Eighth, because of his resistance and your continuing with your own priority and corseting program, you are wittingly or unwittingly, testing his power and control in your relationship. At base I truly do believe that his and any man's resistance to women corseting involves a matter of power.
Again, I feel it is mainly subsconscious and not designed to hurt you. I do note that he says that you are not respecting his opinion. However, his true reason is likely deeper than that. But it is not likely to surface, and therefore he is not likely to re-focus on fact rather than feeling, through any kind of direct confrontation or approach by you. The bottom line is, you just can't give him facts if he doesn't want to hear them!
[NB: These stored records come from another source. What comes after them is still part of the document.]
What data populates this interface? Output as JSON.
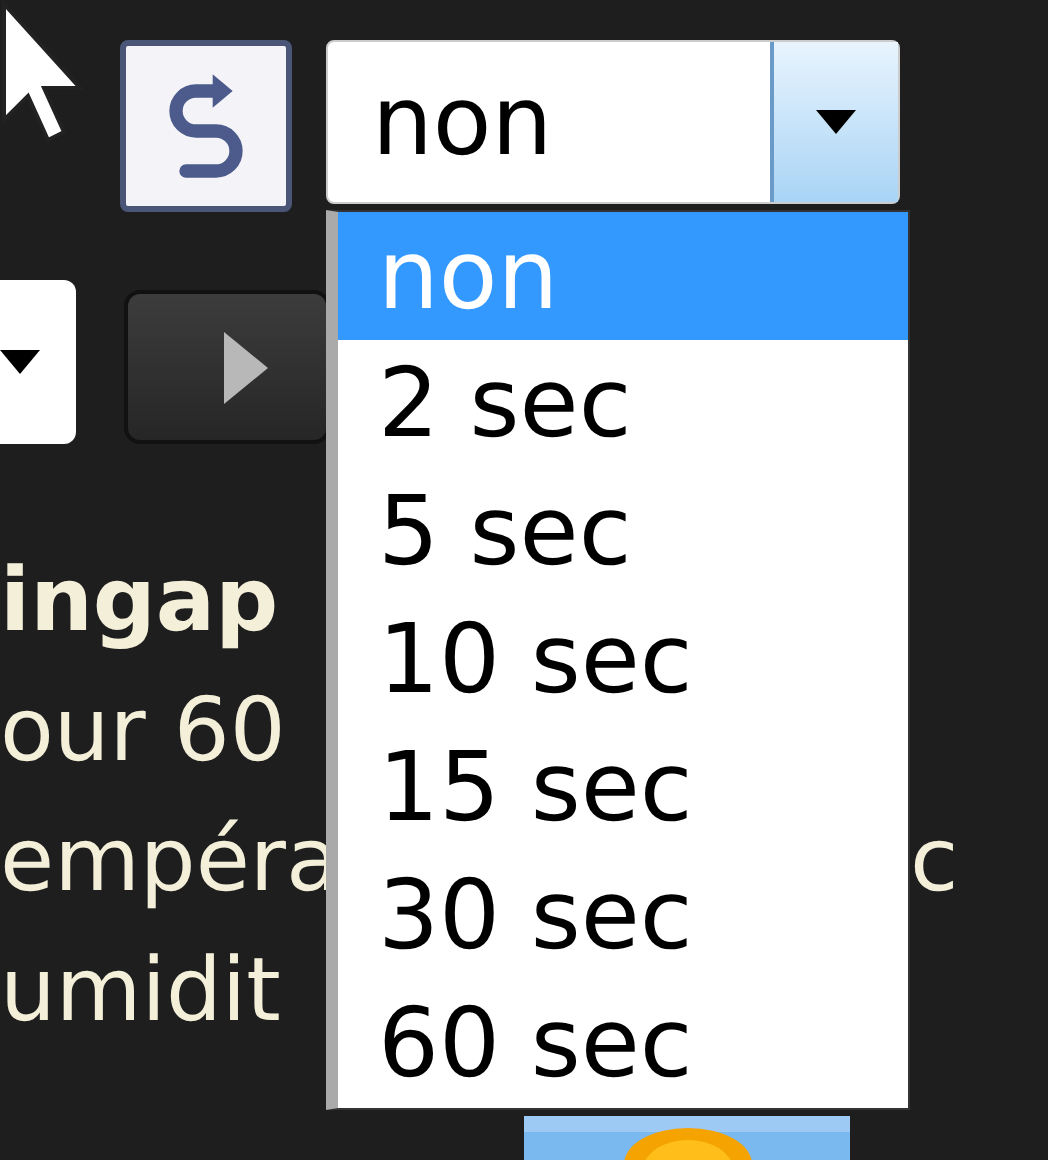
{
  "timer_select": {
    "value": "non",
    "expanded": true
  },
  "timer_options": [
    {
      "label": "non",
      "selected": true
    },
    {
      "label": "2 sec",
      "selected": false
    },
    {
      "label": "5 sec",
      "selected": false
    },
    {
      "label": "10 sec",
      "selected": false
    },
    {
      "label": "15 sec",
      "selected": false
    },
    {
      "label": "30 sec",
      "selected": false
    },
    {
      "label": "60 sec",
      "selected": false
    }
  ],
  "text_lines": [
    {
      "text": "ingap",
      "kind": "heading"
    },
    {
      "text": "our 60",
      "kind": "body"
    },
    {
      "text": "empéra",
      "kind": "body",
      "trailing": "c"
    },
    {
      "text": "umidit",
      "kind": "body"
    }
  ]
}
I'm sure you know best how to approach this issue since your know your husband. However, from someone who does not know, it seems that best for the moment is NOT to try to bring him around to any position other than what he holds at the moment--do not even try to bring him to a neutral position!
If he sees that you remain happy and healthy, and that you do not dramatically change your shape, he will perhaps begin to understand that this is not an extreme program you are on, but a moderate one that primarily has health as its basic tenet.
Try to keep the perspective of curiousity about his reactions. Do not let it convert into stress or anger or resentment for or by you in response. Just ask yourself when he makes any negative remarks:
"Now, I wonder what is motivating him to make that remark; it is a curious remark indeed! Let me think if I can get to the bottom of this. What other possible reasons could he have for making such an emotional remark to me."
And maybe you will gradually begin to understand more about his personal response.
Finally a word about "doing it for me": While Training Buddies and Coaches and supportive hubbys are great and helpful to some people, you should be doing it for you and you alone. And of course you should always exercise your own best judgment, as always, and as I know you will!